▶ Exercise data
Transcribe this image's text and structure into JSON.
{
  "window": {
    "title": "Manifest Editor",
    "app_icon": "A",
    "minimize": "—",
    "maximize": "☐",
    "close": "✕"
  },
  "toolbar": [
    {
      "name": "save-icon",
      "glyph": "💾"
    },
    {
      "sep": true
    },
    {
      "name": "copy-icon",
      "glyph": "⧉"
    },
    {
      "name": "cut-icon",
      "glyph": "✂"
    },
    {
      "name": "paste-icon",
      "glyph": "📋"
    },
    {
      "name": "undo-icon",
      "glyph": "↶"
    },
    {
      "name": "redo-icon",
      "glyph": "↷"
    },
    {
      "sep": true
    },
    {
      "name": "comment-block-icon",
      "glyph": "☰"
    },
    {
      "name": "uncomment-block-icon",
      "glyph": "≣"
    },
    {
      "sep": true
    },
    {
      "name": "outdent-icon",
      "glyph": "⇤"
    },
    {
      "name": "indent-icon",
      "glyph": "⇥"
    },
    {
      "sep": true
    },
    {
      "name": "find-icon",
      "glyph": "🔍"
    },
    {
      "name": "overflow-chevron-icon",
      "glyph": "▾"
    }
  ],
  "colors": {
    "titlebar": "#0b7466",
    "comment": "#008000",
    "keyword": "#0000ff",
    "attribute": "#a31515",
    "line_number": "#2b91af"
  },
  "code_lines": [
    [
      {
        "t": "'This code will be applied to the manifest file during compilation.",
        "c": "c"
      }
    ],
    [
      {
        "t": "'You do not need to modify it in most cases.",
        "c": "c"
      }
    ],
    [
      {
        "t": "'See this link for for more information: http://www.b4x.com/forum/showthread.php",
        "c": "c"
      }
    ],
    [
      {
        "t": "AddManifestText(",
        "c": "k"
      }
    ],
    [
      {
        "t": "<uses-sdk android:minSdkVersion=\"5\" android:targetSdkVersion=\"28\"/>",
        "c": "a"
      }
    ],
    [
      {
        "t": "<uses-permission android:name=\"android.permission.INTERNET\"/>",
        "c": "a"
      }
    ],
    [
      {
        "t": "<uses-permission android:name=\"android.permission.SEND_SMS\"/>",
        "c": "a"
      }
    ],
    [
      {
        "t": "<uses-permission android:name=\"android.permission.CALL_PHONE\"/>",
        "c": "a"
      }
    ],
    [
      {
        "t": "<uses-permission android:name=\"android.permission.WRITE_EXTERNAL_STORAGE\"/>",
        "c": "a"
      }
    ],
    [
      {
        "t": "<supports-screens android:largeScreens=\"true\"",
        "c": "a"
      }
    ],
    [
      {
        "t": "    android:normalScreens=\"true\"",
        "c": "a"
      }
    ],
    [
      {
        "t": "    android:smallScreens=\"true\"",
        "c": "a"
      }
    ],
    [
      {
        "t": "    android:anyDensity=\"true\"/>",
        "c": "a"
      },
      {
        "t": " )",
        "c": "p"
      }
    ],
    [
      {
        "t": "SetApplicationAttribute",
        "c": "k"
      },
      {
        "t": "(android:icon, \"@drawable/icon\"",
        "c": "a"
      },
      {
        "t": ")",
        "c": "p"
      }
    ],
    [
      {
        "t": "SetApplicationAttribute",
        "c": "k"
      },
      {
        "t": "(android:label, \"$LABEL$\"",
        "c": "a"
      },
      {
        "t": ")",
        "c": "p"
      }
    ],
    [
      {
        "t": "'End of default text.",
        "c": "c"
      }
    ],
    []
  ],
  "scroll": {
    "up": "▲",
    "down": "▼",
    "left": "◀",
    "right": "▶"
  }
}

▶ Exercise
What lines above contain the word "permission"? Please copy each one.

▶ Solution
        "t": "<uses-permission android:name=\"android.permission.INTERNET\"/>",
        "t": "<uses-permission android:name=\"android.permission.SEND_SMS\"/>",
        "t": "<uses-permission android:name=\"android.permission.CALL_PHONE\"/>",
        "t": "<uses-permission android:name=\"android.permission.WRITE_EXTERNAL_STORAGE\"/>",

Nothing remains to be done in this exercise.